___ DATA IN THIS EXERCISE ___

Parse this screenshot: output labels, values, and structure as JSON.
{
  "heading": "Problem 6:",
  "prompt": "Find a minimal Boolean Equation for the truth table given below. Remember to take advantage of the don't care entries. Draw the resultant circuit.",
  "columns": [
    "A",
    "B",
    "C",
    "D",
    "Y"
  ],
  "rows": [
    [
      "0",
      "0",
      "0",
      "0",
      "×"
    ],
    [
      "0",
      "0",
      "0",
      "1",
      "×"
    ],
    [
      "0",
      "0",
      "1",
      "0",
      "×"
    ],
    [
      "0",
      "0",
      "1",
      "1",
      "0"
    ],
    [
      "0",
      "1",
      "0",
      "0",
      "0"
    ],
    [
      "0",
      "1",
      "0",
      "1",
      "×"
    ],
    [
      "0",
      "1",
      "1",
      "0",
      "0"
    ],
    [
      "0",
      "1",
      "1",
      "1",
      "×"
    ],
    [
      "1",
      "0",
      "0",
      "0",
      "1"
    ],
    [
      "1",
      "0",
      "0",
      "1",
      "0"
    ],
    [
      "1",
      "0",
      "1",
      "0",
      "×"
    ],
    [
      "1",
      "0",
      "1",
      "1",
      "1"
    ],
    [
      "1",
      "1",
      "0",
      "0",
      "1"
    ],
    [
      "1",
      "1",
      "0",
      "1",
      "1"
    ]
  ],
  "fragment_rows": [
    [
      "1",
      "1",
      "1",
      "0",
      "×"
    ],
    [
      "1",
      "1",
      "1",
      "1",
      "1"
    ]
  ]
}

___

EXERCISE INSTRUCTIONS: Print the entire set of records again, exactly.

RESPONSE TO THIS TASK:
Parse this screenshot: output labels, values, and structure as JSON.
{
  "heading": "Problem 6:",
  "prompt": "Find a minimal Boolean Equation for the truth table given below. Remember to take advantage of the don't care entries. Draw the resultant circuit.",
  "columns": [
    "A",
    "B",
    "C",
    "D",
    "Y"
  ],
  "rows": [
    [
      "0",
      "0",
      "0",
      "0",
      "×"
    ],
    [
      "0",
      "0",
      "0",
      "1",
      "×"
    ],
    [
      "0",
      "0",
      "1",
      "0",
      "×"
    ],
    [
      "0",
      "0",
      "1",
      "1",
      "0"
    ],
    [
      "0",
      "1",
      "0",
      "0",
      "0"
    ],
    [
      "0",
      "1",
      "0",
      "1",
      "×"
    ],
    [
      "0",
      "1",
      "1",
      "0",
      "0"
    ],
    [
      "0",
      "1",
      "1",
      "1",
      "×"
    ],
    [
      "1",
      "0",
      "0",
      "0",
      "1"
    ],
    [
      "1",
      "0",
      "0",
      "1",
      "0"
    ],
    [
      "1",
      "0",
      "1",
      "0",
      "×"
    ],
    [
      "1",
      "0",
      "1",
      "1",
      "1"
    ],
    [
      "1",
      "1",
      "0",
      "0",
      "1"
    ],
    [
      "1",
      "1",
      "0",
      "1",
      "1"
    ]
  ],
  "fragment_rows": [
    [
      "1",
      "1",
      "1",
      "0",
      "×"
    ],
    [
      "1",
      "1",
      "1",
      "1",
      "1"
    ]
  ]
}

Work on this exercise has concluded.